Different from hospice care, palliative care can be provided with both curative treatment and during end-of-life treatment. Using a team approach, more than 300 patients have been helped since the program’s inception.
"Palliative care can be received at any stage of a serious illness, whether that illness is potentially curable, chronic or life-threatening," explains Caroline Boaz, CNS, ACHPN. "Hospice care is always palliative, but not all palliative care is hospice care."
Designed with the patient in mind, palliative care consults are available for complex cases that focus on providing patients with relief from the symptoms and stress of a serious illness along with making decisions on goals of care. The goal is to improve quality of life for both the patient and family. The program also educates staff and doctors on a variety of topics, including pain and symptom management; communication with patients and families at transitional times; and current trends like the End-of-Life Option Act, which took effect in June 2016.
"Palliative care is a team approach to patient care, and is appropriate at any age and stage in a serious illness," Boaz continues. "It helps patients and their families not only manage the pain, symptoms and stress of a serious illness, but also navigate the medical system."
The program not only supports Sharp Chula Vista’s Planetree designation, but also assists in the hospital’s journey to achieving Magnet Recognition® from the American Nurses Credentialing Center (ANCC).
"Magnet standards reference meeting community needs and improving nurse satisfaction by providing certain necessary resources," says Caroline Etland, PhD, RN, director of education, research and professional practice at Sharp Chula Vista. "Our palliative care consult service does just that by assisting with the care of seriously ill patients, incorporating the family during each stage of care, and supporting staff wellness."

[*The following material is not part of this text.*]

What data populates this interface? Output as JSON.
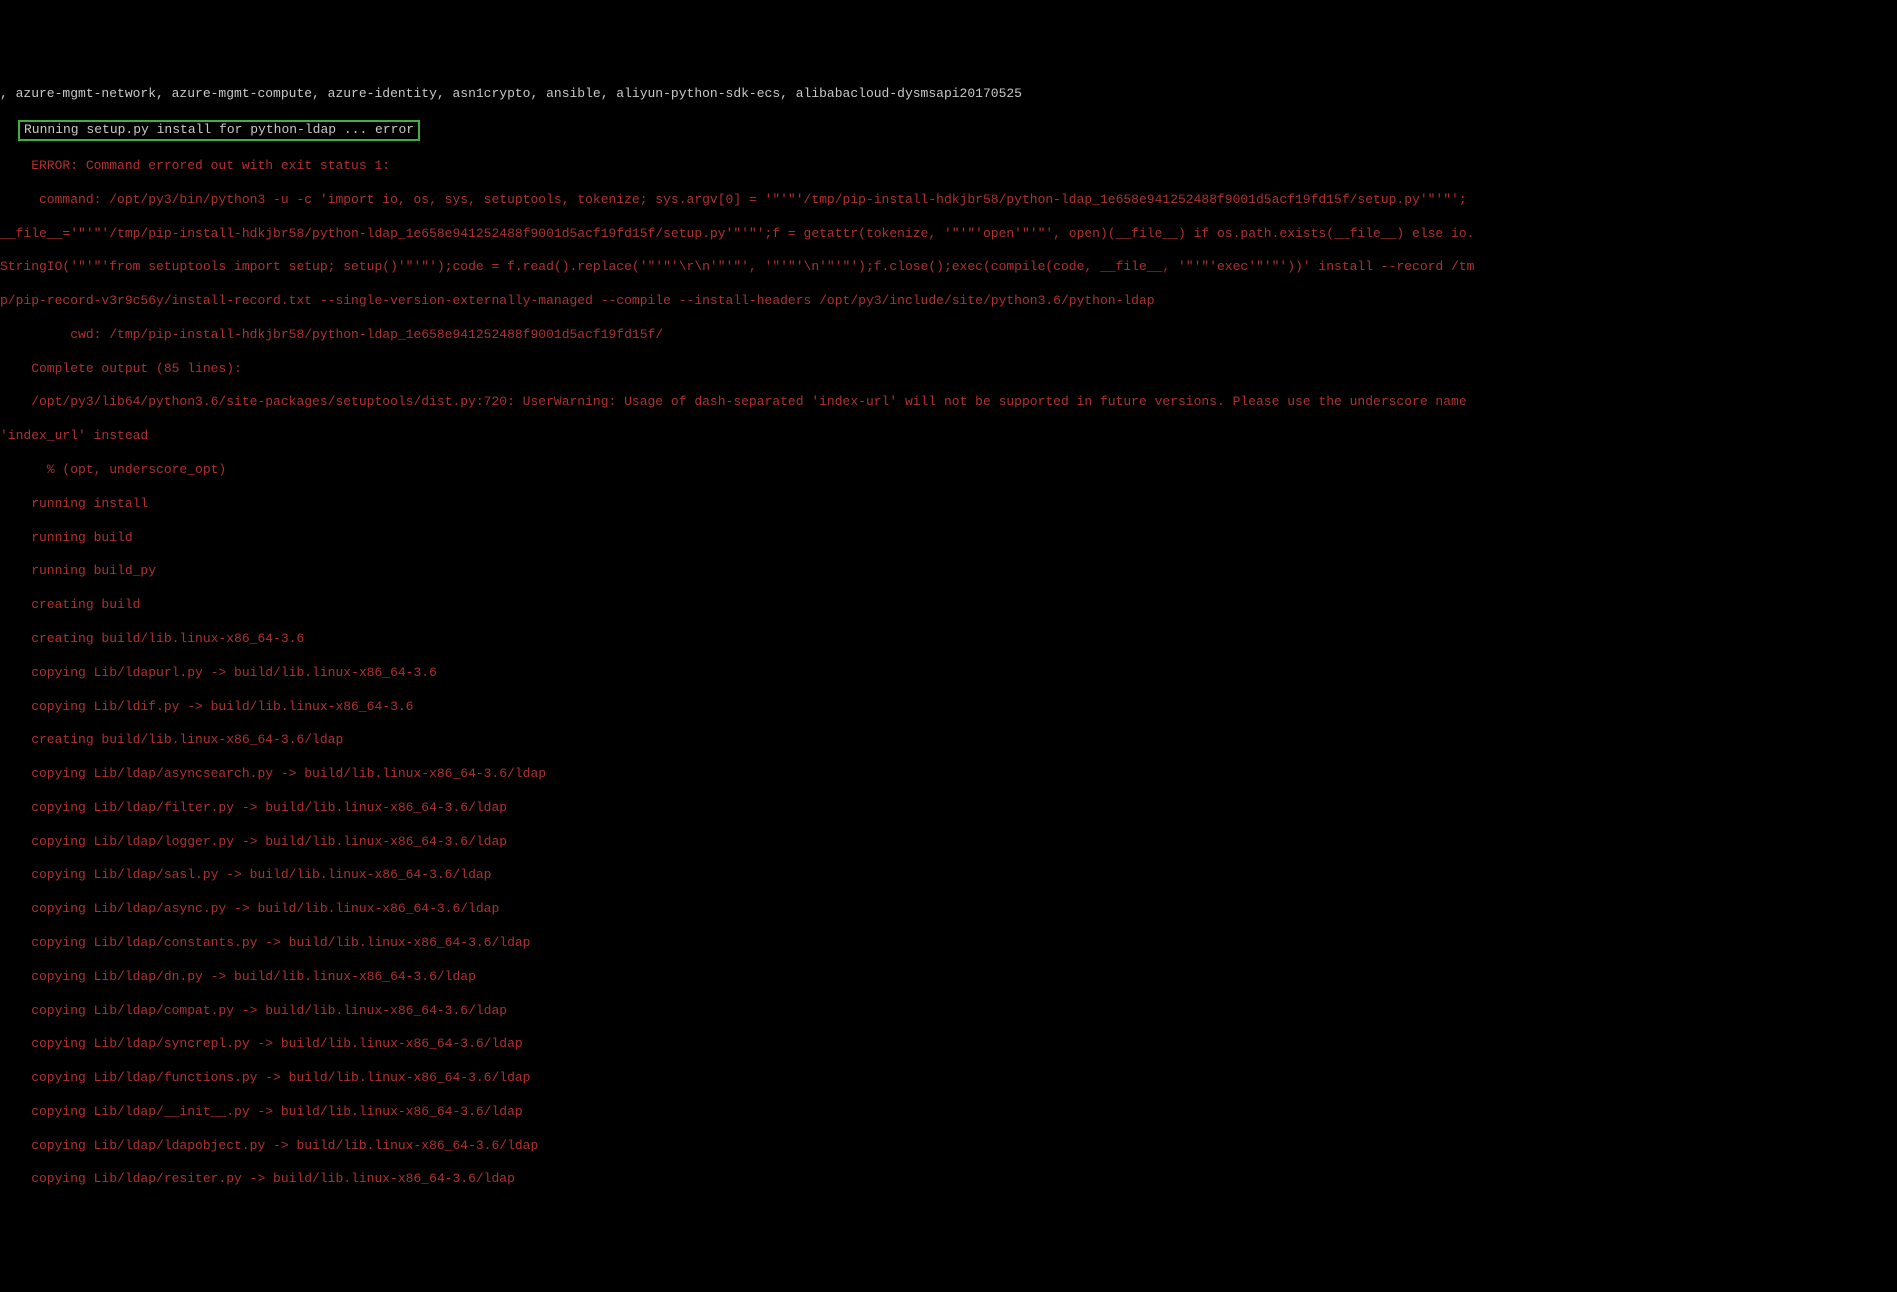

Learn more about palliative and hospice care programs available at Sharp-affiliated hospitals.
This story was updated in June 2017.